TASK INPUT.

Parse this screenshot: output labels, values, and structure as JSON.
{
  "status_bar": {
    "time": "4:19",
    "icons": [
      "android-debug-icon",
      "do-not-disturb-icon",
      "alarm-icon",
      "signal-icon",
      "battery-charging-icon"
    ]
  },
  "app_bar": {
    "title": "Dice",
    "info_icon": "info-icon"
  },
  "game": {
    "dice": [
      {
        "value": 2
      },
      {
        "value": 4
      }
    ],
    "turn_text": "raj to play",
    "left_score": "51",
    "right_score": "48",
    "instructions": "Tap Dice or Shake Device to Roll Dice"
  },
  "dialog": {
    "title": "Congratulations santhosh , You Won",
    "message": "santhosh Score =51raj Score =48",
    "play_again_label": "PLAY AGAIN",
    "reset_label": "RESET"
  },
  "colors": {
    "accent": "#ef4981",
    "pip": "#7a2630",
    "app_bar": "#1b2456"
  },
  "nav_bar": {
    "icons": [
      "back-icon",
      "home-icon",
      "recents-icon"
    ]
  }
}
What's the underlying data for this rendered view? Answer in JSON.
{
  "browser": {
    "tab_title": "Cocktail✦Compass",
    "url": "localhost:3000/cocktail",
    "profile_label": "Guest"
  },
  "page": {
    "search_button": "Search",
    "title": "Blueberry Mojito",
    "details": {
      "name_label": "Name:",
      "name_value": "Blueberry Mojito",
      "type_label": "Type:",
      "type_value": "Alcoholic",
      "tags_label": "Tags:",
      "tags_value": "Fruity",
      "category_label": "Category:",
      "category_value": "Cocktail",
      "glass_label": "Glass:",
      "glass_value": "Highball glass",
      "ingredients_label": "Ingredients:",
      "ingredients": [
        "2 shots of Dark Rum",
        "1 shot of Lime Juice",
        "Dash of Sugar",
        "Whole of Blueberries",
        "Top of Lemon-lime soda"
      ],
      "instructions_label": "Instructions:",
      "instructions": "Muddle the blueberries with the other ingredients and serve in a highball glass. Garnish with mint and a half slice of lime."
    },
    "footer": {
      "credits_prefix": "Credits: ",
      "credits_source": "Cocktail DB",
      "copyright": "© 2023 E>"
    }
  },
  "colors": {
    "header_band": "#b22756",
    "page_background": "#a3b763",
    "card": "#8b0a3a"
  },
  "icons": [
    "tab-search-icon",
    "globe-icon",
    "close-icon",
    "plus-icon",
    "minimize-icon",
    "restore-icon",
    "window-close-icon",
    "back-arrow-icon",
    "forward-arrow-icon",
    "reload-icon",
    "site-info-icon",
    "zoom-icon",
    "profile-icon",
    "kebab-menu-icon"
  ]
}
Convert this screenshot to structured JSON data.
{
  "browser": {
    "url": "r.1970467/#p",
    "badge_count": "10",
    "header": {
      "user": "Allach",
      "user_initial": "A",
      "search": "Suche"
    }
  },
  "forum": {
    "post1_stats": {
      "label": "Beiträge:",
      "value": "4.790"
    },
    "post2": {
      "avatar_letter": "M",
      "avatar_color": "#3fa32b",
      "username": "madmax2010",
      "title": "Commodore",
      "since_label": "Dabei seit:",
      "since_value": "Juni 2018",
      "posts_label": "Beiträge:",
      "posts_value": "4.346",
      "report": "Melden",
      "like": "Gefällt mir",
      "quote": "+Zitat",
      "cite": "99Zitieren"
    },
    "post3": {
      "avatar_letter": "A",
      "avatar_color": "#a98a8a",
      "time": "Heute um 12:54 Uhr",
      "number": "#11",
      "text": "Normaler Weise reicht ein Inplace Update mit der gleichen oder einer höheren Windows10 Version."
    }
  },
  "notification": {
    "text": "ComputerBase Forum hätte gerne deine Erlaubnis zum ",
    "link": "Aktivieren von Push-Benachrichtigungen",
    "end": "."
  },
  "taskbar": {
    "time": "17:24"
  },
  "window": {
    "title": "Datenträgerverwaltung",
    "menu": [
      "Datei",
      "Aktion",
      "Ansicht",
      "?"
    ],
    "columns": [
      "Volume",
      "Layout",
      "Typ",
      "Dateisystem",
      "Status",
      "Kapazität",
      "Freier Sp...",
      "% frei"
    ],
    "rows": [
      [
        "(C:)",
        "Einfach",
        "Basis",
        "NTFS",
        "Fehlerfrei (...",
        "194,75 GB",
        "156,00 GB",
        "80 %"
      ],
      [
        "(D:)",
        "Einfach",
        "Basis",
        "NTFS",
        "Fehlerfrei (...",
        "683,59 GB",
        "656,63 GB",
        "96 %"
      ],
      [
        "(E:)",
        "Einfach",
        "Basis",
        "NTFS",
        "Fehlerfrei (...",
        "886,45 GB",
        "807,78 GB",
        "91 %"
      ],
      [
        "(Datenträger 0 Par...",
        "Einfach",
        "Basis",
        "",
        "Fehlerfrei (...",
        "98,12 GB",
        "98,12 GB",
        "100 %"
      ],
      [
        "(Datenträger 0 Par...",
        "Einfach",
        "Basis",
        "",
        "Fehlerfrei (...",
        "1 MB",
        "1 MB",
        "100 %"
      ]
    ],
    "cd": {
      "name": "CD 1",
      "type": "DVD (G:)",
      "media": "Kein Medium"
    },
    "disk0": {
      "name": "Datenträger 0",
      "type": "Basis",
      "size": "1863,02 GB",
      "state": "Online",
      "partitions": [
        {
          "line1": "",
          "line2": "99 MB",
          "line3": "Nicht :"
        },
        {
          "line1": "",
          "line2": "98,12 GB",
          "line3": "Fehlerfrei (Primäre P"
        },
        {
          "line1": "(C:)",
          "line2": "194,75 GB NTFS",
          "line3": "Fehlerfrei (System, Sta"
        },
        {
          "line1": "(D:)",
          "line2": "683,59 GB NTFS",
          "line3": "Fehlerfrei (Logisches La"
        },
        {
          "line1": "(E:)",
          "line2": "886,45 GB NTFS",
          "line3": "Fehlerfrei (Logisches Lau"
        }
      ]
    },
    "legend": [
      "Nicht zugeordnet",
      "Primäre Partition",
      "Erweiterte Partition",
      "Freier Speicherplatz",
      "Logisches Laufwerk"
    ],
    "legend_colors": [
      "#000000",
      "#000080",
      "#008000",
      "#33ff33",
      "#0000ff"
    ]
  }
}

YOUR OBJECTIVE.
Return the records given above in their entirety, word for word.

RESULT OF THIS EXERCISE.
Parse this screenshot: output labels, values, and structure as JSON.
{
  "status_bar": {
    "time": "4:19",
    "icons": [
      "android-debug-icon",
      "do-not-disturb-icon",
      "alarm-icon",
      "signal-icon",
      "battery-charging-icon"
    ]
  },
  "app_bar": {
    "title": "Dice",
    "info_icon": "info-icon"
  },
  "game": {
    "dice": [
      {
        "value": 2
      },
      {
        "value": 4
      }
    ],
    "turn_text": "raj to play",
    "left_score": "51",
    "right_score": "48",
    "instructions": "Tap Dice or Shake Device to Roll Dice"
  },
  "dialog": {
    "title": "Congratulations santhosh , You Won",
    "message": "santhosh Score =51raj Score =48",
    "play_again_label": "PLAY AGAIN",
    "reset_label": "RESET"
  },
  "colors": {
    "accent": "#ef4981",
    "pip": "#7a2630",
    "app_bar": "#1b2456"
  },
  "nav_bar": {
    "icons": [
      "back-icon",
      "home-icon",
      "recents-icon"
    ]
  }
}
What's the underlying data for this rendered view? Answer in JSON.
{
  "browser": {
    "tab_title": "Cocktail✦Compass",
    "url": "localhost:3000/cocktail",
    "profile_label": "Guest"
  },
  "page": {
    "search_button": "Search",
    "title": "Blueberry Mojito",
    "details": {
      "name_label": "Name:",
      "name_value": "Blueberry Mojito",
      "type_label": "Type:",
      "type_value": "Alcoholic",
      "tags_label": "Tags:",
      "tags_value": "Fruity",
      "category_label": "Category:",
      "category_value": "Cocktail",
      "glass_label": "Glass:",
      "glass_value": "Highball glass",
      "ingredients_label": "Ingredients:",
      "ingredients": [
        "2 shots of Dark Rum",
        "1 shot of Lime Juice",
        "Dash of Sugar",
        "Whole of Blueberries",
        "Top of Lemon-lime soda"
      ],
      "instructions_label": "Instructions:",
      "instructions": "Muddle the blueberries with the other ingredients and serve in a highball glass. Garnish with mint and a half slice of lime."
    },
    "footer": {
      "credits_prefix": "Credits: ",
      "credits_source": "Cocktail DB",
      "copyright": "© 2023 E>"
    }
  },
  "colors": {
    "header_band": "#b22756",
    "page_background": "#a3b763",
    "card": "#8b0a3a"
  },
  "icons": [
    "tab-search-icon",
    "globe-icon",
    "close-icon",
    "plus-icon",
    "minimize-icon",
    "restore-icon",
    "window-close-icon",
    "back-arrow-icon",
    "forward-arrow-icon",
    "reload-icon",
    "site-info-icon",
    "zoom-icon",
    "profile-icon",
    "kebab-menu-icon"
  ]
}
Convert this screenshot to structured JSON data.
{
  "browser": {
    "url": "r.1970467/#p",
    "badge_count": "10",
    "header": {
      "user": "Allach",
      "user_initial": "A",
      "search": "Suche"
    }
  },
  "forum": {
    "post1_stats": {
      "label": "Beiträge:",
      "value": "4.790"
    },
    "post2": {
      "avatar_letter": "M",
      "avatar_color": "#3fa32b",
      "username": "madmax2010",
      "title": "Commodore",
      "since_label": "Dabei seit:",
      "since_value": "Juni 2018",
      "posts_label": "Beiträge:",
      "posts_value": "4.346",
      "report": "Melden",
      "like": "Gefällt mir",
      "quote": "+Zitat",
      "cite": "99Zitieren"
    },
    "post3": {
      "avatar_letter": "A",
      "avatar_color": "#a98a8a",
      "time": "Heute um 12:54 Uhr",
      "number": "#11",
      "text": "Normaler Weise reicht ein Inplace Update mit der gleichen oder einer höheren Windows10 Version."
    }
  },
  "notification": {
    "text": "ComputerBase Forum hätte gerne deine Erlaubnis zum ",
    "link": "Aktivieren von Push-Benachrichtigungen",
    "end": "."
  },
  "taskbar": {
    "time": "17:24"
  },
  "window": {
    "title": "Datenträgerverwaltung",
    "menu": [
      "Datei",
      "Aktion",
      "Ansicht",
      "?"
    ],
    "columns": [
      "Volume",
      "Layout",
      "Typ",
      "Dateisystem",
      "Status",
      "Kapazität",
      "Freier Sp...",
      "% frei"
    ],
    "rows": [
      [
        "(C:)",
        "Einfach",
        "Basis",
        "NTFS",
        "Fehlerfrei (...",
        "194,75 GB",
        "156,00 GB",
        "80 %"
      ],
      [
        "(D:)",
        "Einfach",
        "Basis",
        "NTFS",
        "Fehlerfrei (...",
        "683,59 GB",
        "656,63 GB",
        "96 %"
      ],
      [
        "(E:)",
        "Einfach",
        "Basis",
        "NTFS",
        "Fehlerfrei (...",
        "886,45 GB",
        "807,78 GB",
        "91 %"
      ],
      [
        "(Datenträger 0 Par...",
        "Einfach",
        "Basis",
        "",
        "Fehlerfrei (...",
        "98,12 GB",
        "98,12 GB",
        "100 %"
      ],
      [
        "(Datenträger 0 Par...",
        "Einfach",
        "Basis",
        "",
        "Fehlerfrei (...",
        "1 MB",
        "1 MB",
        "100 %"
      ]
    ],
    "cd": {
      "name": "CD 1",
      "type": "DVD (G:)",
      "media": "Kein Medium"
    },
    "disk0": {
      "name": "Datenträger 0",
      "type": "Basis",
      "size": "1863,02 GB",
      "state": "Online",
      "partitions": [
        {
          "line1": "",
          "line2": "99 MB",
          "line3": "Nicht :"
        },
        {
          "line1": "",
          "line2": "98,12 GB",
          "line3": "Fehlerfrei (Primäre P"
        },
        {
          "line1": "(C:)",
          "line2": "194,75 GB NTFS",
          "line3": "Fehlerfrei (System, Sta"
        },
        {
          "line1": "(D:)",
          "line2": "683,59 GB NTFS",
          "line3": "Fehlerfrei (Logisches La"
        },
        {
          "line1": "(E:)",
          "line2": "886,45 GB NTFS",
          "line3": "Fehlerfrei (Logisches Lau"
        }
      ]
    },
    "legend": [
      "Nicht zugeordnet",
      "Primäre Partition",
      "Erweiterte Partition",
      "Freier Speicherplatz",
      "Logisches Laufwerk"
    ],
    "legend_colors": [
      "#000000",
      "#000080",
      "#008000",
      "#33ff33",
      "#0000ff"
    ]
  }
}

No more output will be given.